Segment Open

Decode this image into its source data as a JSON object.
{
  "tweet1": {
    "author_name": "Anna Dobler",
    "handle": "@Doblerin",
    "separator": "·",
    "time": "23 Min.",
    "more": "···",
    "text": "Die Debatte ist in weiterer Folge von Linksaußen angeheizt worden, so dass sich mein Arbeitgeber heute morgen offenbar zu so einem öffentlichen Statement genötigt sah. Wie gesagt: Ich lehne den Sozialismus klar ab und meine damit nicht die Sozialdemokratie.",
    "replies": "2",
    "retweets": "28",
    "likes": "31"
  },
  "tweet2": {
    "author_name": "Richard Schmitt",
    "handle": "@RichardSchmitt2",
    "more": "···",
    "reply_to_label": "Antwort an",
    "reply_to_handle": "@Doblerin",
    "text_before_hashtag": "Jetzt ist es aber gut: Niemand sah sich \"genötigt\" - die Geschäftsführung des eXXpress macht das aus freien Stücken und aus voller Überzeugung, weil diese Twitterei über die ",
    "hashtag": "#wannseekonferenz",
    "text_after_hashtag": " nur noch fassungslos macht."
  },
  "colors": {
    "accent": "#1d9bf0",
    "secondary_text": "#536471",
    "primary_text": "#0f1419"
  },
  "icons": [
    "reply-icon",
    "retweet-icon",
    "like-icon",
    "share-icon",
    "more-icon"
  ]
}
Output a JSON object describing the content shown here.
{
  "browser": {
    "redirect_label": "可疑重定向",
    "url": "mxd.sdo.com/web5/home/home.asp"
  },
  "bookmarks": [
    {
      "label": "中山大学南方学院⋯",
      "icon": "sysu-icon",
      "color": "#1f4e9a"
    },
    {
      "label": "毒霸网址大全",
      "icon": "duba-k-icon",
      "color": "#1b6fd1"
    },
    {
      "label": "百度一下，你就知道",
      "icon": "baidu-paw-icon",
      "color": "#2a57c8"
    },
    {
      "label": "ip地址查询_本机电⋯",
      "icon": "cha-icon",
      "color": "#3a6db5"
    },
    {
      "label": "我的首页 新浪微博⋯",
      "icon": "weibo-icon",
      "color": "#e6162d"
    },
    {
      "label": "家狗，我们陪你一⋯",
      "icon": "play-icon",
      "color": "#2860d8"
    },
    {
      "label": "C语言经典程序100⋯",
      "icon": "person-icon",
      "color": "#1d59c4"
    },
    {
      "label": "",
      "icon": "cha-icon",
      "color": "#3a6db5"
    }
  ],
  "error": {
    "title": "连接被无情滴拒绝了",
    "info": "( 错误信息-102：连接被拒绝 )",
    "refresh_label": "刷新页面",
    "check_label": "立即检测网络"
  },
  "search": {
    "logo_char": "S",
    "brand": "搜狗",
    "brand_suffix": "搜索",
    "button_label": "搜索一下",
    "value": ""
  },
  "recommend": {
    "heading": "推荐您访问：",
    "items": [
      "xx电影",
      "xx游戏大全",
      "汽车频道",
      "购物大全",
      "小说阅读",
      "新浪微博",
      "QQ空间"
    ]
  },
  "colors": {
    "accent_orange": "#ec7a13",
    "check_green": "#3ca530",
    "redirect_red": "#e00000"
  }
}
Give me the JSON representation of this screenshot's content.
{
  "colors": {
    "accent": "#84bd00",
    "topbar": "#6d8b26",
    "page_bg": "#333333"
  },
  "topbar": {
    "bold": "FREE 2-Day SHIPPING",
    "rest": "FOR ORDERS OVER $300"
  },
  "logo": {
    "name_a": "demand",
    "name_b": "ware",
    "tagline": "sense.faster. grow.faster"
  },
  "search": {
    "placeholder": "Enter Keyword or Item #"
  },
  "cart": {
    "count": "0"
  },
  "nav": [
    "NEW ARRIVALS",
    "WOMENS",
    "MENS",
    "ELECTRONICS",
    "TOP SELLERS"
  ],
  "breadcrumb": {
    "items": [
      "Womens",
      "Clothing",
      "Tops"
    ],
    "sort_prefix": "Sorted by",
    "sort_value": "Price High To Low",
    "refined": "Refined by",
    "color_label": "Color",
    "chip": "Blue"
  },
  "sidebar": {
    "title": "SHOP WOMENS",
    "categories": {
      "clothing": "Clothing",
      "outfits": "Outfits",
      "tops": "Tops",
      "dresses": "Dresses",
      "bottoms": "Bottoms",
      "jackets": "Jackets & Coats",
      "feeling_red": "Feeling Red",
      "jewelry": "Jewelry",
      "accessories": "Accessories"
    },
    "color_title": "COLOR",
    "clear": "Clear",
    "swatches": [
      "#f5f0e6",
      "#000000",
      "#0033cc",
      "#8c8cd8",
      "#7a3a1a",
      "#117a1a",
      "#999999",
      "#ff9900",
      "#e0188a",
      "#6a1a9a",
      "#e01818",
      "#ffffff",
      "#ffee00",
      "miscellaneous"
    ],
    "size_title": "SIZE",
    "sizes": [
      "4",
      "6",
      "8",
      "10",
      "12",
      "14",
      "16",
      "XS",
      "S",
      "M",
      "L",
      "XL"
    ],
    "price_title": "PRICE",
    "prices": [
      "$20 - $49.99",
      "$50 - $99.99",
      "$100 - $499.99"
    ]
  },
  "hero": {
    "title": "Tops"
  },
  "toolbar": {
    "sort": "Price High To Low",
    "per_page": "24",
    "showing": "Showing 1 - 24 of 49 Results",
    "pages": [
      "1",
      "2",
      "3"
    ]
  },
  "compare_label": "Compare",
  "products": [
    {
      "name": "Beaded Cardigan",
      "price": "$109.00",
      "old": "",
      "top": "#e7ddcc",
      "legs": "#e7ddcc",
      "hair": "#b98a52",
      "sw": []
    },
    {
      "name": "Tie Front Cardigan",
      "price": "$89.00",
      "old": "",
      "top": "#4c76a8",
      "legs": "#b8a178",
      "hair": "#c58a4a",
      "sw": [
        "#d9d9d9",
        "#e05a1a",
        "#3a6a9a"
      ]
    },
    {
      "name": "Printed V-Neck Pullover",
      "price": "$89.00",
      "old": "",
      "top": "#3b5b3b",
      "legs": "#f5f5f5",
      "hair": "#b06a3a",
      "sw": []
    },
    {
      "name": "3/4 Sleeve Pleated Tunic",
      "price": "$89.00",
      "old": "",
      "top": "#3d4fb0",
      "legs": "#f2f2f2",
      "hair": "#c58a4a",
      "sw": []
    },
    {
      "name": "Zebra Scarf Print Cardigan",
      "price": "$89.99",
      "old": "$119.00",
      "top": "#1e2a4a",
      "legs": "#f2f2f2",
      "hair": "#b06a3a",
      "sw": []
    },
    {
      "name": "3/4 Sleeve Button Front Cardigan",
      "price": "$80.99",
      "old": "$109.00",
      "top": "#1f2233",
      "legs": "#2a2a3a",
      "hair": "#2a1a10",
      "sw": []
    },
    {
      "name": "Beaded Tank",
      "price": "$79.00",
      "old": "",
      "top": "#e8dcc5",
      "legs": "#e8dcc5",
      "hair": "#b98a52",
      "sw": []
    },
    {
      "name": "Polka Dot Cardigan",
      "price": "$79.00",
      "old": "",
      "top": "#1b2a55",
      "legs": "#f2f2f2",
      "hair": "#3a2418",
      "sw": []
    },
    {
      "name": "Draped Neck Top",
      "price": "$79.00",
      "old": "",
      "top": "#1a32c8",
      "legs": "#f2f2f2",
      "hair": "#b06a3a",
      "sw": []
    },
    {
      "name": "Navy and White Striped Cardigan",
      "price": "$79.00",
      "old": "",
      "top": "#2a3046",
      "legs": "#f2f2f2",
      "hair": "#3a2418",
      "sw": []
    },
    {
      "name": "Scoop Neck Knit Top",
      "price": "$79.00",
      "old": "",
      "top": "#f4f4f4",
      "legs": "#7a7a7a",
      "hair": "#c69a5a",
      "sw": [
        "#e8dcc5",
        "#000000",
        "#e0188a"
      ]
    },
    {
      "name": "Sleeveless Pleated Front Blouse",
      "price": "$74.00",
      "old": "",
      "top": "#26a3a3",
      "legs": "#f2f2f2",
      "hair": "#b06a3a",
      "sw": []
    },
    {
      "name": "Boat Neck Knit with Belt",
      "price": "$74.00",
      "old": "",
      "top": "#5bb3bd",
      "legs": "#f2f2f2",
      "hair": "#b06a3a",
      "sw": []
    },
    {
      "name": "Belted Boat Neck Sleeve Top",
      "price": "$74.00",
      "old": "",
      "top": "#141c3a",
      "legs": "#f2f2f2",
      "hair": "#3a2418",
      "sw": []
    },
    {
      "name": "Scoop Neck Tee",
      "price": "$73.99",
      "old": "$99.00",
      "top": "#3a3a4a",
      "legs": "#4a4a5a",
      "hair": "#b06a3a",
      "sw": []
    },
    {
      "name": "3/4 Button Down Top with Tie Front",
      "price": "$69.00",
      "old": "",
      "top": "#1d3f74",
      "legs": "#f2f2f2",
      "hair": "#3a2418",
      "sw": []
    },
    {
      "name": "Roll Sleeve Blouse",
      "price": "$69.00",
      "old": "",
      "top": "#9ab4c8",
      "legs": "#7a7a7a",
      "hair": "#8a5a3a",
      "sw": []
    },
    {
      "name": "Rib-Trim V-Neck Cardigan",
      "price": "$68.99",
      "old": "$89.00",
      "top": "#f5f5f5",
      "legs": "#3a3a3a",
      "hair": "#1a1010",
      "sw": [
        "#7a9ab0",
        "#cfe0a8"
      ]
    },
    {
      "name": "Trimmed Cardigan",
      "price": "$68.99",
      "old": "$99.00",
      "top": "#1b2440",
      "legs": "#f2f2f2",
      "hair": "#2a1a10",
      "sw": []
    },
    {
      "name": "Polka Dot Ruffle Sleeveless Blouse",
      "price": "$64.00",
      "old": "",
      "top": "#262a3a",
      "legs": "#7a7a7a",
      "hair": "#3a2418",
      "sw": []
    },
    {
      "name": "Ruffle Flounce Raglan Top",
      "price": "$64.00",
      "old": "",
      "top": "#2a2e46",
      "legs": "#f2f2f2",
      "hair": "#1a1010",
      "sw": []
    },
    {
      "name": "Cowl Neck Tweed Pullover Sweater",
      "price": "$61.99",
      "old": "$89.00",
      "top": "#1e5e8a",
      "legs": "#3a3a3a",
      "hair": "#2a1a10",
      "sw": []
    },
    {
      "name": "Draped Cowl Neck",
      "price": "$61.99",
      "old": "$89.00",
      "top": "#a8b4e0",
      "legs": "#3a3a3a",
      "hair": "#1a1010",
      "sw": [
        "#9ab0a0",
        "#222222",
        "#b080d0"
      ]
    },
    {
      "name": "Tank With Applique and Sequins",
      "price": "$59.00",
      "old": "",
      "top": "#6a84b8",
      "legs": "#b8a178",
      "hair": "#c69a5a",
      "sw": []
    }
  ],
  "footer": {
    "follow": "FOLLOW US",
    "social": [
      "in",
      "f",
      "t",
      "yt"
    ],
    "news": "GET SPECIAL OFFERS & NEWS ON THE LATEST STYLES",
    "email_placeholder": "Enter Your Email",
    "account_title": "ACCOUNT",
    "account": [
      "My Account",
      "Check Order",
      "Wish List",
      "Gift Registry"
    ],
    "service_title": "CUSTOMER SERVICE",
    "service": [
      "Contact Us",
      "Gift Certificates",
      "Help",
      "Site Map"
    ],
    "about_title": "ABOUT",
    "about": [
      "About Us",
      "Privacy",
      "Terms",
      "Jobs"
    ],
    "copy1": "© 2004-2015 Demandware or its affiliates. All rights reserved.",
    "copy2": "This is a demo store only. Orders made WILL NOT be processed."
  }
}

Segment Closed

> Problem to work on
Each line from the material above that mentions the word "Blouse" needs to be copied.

> Written answer
      "name": "Sleeveless Pleated Front Blouse",
      "name": "Roll Sleeve Blouse",
      "name": "Polka Dot Ruffle Sleeveless Blouse",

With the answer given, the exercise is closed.